About this exercise —
Reprint the listing. Every line must match the original exactly.
-----
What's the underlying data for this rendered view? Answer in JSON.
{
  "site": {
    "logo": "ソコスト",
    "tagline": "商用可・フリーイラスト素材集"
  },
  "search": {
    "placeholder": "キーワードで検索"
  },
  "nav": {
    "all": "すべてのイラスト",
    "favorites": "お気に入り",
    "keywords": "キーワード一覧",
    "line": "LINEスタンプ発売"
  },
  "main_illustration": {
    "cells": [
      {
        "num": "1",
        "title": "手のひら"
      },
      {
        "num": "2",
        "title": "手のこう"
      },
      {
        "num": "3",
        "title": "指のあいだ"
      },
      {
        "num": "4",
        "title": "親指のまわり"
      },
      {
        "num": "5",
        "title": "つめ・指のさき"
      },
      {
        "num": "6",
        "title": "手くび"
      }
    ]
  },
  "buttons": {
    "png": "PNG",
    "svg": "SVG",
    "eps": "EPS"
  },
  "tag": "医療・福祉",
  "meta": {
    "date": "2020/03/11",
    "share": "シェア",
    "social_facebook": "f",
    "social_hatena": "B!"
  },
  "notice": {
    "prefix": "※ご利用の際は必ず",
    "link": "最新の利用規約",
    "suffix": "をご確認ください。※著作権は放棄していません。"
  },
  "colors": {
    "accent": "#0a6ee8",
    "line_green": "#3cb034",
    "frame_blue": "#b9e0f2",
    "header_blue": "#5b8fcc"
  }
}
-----
Solution for this problem —
What's the underlying data for this rendered view? Answer in JSON.
{
  "site": {
    "logo": "ソコスト",
    "tagline": "商用可・フリーイラスト素材集"
  },
  "search": {
    "placeholder": "キーワードで検索"
  },
  "nav": {
    "all": "すべてのイラスト",
    "favorites": "お気に入り",
    "keywords": "キーワード一覧",
    "line": "LINEスタンプ発売"
  },
  "main_illustration": {
    "cells": [
      {
        "num": "1",
        "title": "手のひら"
      },
      {
        "num": "2",
        "title": "手のこう"
      },
      {
        "num": "3",
        "title": "指のあいだ"
      },
      {
        "num": "4",
        "title": "親指のまわり"
      },
      {
        "num": "5",
        "title": "つめ・指のさき"
      },
      {
        "num": "6",
        "title": "手くび"
      }
    ]
  },
  "buttons": {
    "png": "PNG",
    "svg": "SVG",
    "eps": "EPS"
  },
  "tag": "医療・福祉",
  "meta": {
    "date": "2020/03/11",
    "share": "シェア",
    "social_facebook": "f",
    "social_hatena": "B!"
  },
  "notice": {
    "prefix": "※ご利用の際は必ず",
    "link": "最新の利用規約",
    "suffix": "をご確認ください。※著作権は放棄していません。"
  },
  "colors": {
    "accent": "#0a6ee8",
    "line_green": "#3cb034",
    "frame_blue": "#b9e0f2",
    "header_blue": "#5b8fcc"
  }
}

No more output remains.